__Try it__: All of the lines below should be printed again exactly as they are.

____

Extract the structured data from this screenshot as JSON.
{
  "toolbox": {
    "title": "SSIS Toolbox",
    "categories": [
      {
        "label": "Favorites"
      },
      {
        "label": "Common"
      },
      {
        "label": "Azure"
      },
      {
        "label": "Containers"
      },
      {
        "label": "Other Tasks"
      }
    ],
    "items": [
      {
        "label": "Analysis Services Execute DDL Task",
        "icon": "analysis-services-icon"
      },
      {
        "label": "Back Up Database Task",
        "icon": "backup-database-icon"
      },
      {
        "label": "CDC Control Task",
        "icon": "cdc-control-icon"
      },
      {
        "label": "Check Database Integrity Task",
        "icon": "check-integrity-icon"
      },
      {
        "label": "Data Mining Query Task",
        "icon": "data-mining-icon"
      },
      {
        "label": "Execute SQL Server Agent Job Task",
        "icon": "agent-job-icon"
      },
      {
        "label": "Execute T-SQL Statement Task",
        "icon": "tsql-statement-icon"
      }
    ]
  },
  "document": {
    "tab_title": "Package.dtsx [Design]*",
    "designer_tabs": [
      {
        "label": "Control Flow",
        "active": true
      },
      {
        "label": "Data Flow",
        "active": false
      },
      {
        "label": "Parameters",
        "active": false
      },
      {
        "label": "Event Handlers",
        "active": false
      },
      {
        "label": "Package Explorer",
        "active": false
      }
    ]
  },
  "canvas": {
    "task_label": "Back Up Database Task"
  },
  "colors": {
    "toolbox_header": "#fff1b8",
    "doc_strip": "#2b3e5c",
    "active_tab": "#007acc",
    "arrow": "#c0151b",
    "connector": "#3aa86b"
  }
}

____

__Result of the exercise__:
Extract the structured data from this screenshot as JSON.
{
  "toolbox": {
    "title": "SSIS Toolbox",
    "categories": [
      {
        "label": "Favorites"
      },
      {
        "label": "Common"
      },
      {
        "label": "Azure"
      },
      {
        "label": "Containers"
      },
      {
        "label": "Other Tasks"
      }
    ],
    "items": [
      {
        "label": "Analysis Services Execute DDL Task",
        "icon": "analysis-services-icon"
      },
      {
        "label": "Back Up Database Task",
        "icon": "backup-database-icon"
      },
      {
        "label": "CDC Control Task",
        "icon": "cdc-control-icon"
      },
      {
        "label": "Check Database Integrity Task",
        "icon": "check-integrity-icon"
      },
      {
        "label": "Data Mining Query Task",
        "icon": "data-mining-icon"
      },
      {
        "label": "Execute SQL Server Agent Job Task",
        "icon": "agent-job-icon"
      },
      {
        "label": "Execute T-SQL Statement Task",
        "icon": "tsql-statement-icon"
      }
    ]
  },
  "document": {
    "tab_title": "Package.dtsx [Design]*",
    "designer_tabs": [
      {
        "label": "Control Flow",
        "active": true
      },
      {
        "label": "Data Flow",
        "active": false
      },
      {
        "label": "Parameters",
        "active": false
      },
      {
        "label": "Event Handlers",
        "active": false
      },
      {
        "label": "Package Explorer",
        "active": false
      }
    ]
  },
  "canvas": {
    "task_label": "Back Up Database Task"
  },
  "colors": {
    "toolbox_header": "#fff1b8",
    "doc_strip": "#2b3e5c",
    "active_tab": "#007acc",
    "arrow": "#c0151b",
    "connector": "#3aa86b"
  }
}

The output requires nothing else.